In the Navy, your follow-on training is known as ‘A’ school. This is where you go to learn your rate. Further down your career, you may go to a ‘C’ school, which is a specialization within your rate. 

Now, for officers in both branches, you can commission through Officer Candidate School ROTC or your respective service academy. There are opportunities to direct commission up to O6, skipping the other ranks, but we won’t get into that.

The Army Service Academy is part of the US Military Academy, also known as West Point. And for the Navy. It’s the Naval Academy. To serve as an officer in these branches, 95% of the time, you will need a bachelor’s degree.

For all intents and purposes, you’ll need a four-year degree to serve as an officer in these branches, and depending on the career field, maybe even a specialized degree. 

For example, if you want to be a civil engineer corps officer in the Navy, you’ll need a degree in some type of engineering. But if you want to be a Navy SWO (Naval Surface Warfare Officer), you could get one in underwater basket weaving. 

Okay, now you know what training you’ll be expected to complete if you embark on either of these journeys. But do you even qualify to give it a shot? Let’s see.


We’re only going to go over the most generic requirements to get into these branches, as there are a multitude of different requirements depending on your career of choice. 

You’ll need a law degree if you want to be a JAG (Judge Advocate General) officer. If you want to be a Navy Seal, more will be required of you to get that contract than if you wanted to join as a cook. 

But at the end of the day, there are basic requirements you have to meet to serve in the Army and Navy. Let’s go over them.

For the army, these are the enlisted requirements, and these are the officer requirements. 

See below to take a longer look. And for the Navy, these are the enlisted requirements, and these are the officer requirements. See below as well.

In this article, you’ve learned that the Army and Navy are similar yet quite different. Both of these branches contribute to the US’s safety, security, and warfighting efforts and offer limitless opportunities for those who take the initiative to serve their country. 

There’s a lot to the Army and Navy branches; I could write a lot more.
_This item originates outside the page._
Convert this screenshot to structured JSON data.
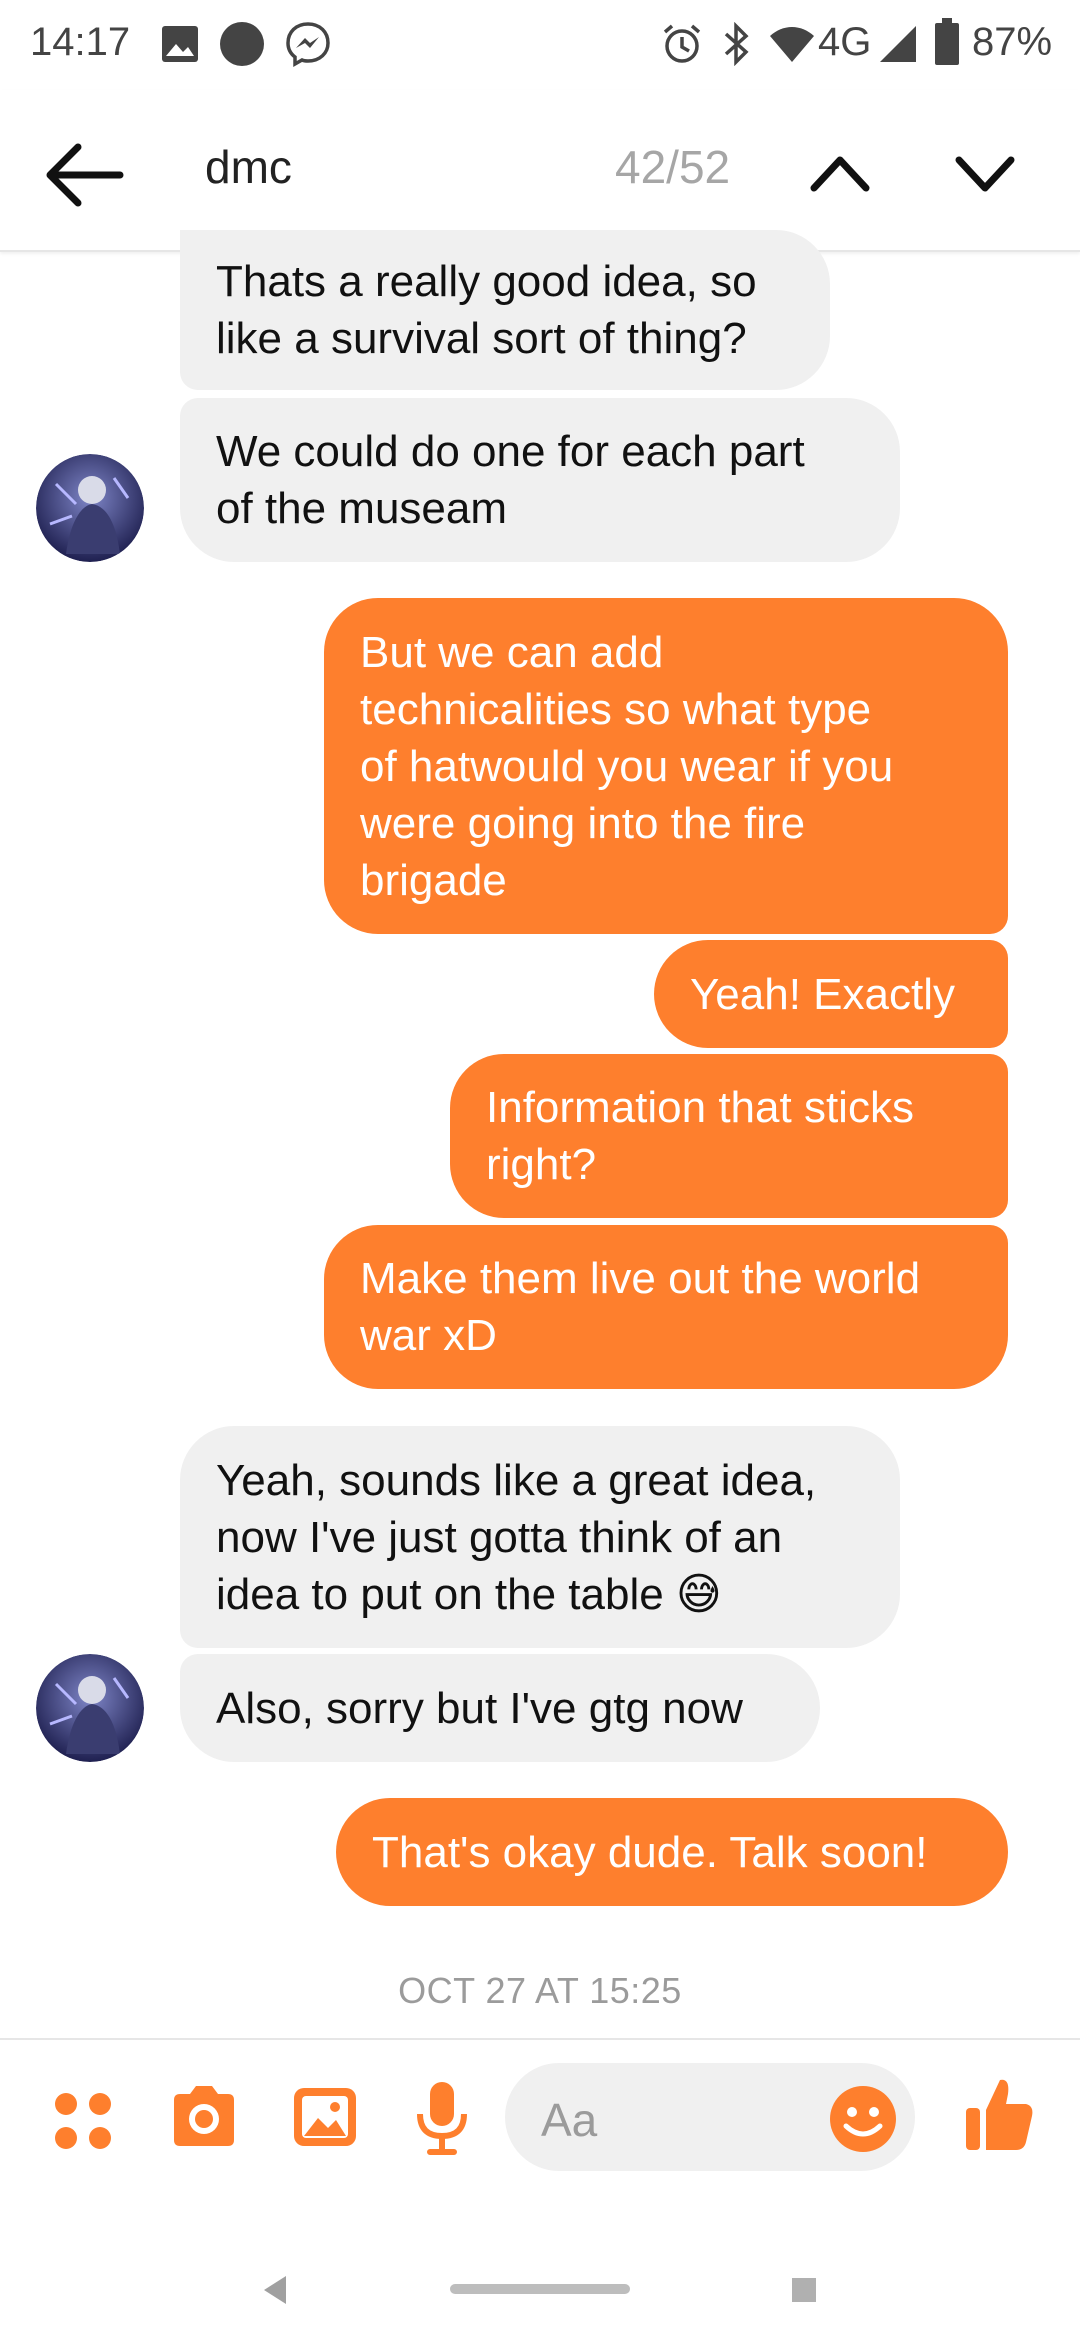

With that said, if you made it this far in the article, which do you prefer, the Army or the Navy? Let us know in the comments section below.


George N.